** What to work on **
Identify each line in the records below that contains the word "icon", and copy it.

** Exercise data **

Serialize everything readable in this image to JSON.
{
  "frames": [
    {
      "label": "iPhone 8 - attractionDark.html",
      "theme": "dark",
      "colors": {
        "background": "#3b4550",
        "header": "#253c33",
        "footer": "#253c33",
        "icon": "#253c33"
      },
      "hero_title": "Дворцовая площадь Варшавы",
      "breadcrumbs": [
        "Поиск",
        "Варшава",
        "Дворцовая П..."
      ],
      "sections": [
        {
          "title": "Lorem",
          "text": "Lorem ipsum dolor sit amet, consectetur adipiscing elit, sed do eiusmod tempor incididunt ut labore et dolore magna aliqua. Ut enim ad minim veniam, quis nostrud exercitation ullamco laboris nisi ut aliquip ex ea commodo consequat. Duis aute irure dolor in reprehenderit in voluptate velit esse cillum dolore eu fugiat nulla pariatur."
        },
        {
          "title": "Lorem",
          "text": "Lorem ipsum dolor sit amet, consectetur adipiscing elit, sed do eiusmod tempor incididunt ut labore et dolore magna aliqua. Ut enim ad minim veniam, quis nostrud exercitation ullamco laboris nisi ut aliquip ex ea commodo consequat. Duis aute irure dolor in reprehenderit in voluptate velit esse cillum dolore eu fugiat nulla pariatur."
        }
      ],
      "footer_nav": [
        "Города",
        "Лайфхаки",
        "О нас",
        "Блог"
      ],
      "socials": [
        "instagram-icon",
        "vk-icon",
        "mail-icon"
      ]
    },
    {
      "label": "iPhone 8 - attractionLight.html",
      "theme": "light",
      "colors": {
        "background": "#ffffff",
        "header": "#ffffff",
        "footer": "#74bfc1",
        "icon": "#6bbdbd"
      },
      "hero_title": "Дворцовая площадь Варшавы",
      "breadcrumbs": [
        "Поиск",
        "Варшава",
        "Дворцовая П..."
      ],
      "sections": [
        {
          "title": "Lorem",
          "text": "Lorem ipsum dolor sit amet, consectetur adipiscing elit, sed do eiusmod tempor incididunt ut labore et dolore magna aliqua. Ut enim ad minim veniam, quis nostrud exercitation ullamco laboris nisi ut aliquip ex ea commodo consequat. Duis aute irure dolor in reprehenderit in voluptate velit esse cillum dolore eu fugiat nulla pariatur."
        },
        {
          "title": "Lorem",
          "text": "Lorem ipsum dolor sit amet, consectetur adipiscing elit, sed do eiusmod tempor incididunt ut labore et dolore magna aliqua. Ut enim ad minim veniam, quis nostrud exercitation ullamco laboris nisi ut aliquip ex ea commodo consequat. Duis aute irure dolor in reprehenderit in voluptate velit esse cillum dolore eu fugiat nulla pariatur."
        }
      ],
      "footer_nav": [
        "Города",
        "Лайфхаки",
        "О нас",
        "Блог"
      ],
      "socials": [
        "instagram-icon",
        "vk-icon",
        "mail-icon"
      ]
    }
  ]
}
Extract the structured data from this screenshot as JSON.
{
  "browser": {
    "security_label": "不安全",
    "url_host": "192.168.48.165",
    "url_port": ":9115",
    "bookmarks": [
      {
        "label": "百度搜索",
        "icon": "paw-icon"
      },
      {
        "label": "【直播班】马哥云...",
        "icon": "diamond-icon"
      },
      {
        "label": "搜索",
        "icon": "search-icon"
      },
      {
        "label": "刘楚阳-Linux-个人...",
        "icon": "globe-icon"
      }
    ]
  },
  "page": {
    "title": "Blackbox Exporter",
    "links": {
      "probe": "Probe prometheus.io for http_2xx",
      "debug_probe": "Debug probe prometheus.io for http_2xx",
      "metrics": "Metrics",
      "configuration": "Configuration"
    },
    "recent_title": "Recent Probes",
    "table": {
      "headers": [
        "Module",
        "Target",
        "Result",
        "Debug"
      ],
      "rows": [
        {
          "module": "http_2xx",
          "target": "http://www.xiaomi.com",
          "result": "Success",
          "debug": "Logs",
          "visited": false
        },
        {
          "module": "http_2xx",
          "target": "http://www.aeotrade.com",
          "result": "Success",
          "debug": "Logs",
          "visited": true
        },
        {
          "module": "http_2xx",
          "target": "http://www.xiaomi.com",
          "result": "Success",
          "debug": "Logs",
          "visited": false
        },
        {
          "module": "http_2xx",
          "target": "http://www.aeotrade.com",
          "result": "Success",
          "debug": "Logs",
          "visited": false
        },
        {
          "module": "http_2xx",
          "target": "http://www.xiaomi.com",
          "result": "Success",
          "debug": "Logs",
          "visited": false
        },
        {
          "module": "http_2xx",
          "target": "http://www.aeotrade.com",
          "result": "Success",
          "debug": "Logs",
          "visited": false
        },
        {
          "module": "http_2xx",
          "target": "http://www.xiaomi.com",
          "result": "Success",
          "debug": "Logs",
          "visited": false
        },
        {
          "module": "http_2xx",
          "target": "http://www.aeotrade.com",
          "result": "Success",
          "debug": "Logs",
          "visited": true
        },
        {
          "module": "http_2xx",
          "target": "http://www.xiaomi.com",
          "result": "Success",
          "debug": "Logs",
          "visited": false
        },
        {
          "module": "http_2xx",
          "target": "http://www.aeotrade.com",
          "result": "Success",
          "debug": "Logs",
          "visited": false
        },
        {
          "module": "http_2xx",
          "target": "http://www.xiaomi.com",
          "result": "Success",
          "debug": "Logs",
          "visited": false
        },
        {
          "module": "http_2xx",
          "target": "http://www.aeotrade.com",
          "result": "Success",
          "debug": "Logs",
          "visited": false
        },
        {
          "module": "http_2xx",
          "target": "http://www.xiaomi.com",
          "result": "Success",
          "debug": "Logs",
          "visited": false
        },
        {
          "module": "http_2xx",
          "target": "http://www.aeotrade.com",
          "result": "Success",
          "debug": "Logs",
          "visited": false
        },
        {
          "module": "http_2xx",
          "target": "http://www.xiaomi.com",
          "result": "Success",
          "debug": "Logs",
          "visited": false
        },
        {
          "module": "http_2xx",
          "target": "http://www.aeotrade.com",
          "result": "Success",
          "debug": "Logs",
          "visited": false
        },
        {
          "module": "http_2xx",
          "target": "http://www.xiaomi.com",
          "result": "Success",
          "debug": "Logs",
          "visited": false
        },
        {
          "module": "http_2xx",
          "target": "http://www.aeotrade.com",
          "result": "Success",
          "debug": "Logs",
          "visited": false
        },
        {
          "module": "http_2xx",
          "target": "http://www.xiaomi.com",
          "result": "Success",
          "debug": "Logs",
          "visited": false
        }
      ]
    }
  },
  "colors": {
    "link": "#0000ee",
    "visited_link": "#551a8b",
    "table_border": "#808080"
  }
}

** Task result **
        "icon": "#253c33"
        "instagram-icon",
        "vk-icon",
        "mail-icon"
        "icon": "#6bbdbd"
        "instagram-icon",
        "vk-icon",
        "mail-icon"
        "icon": "paw-icon"
        "icon": "diamond-icon"
        "icon": "search-icon"
        "icon": "globe-icon"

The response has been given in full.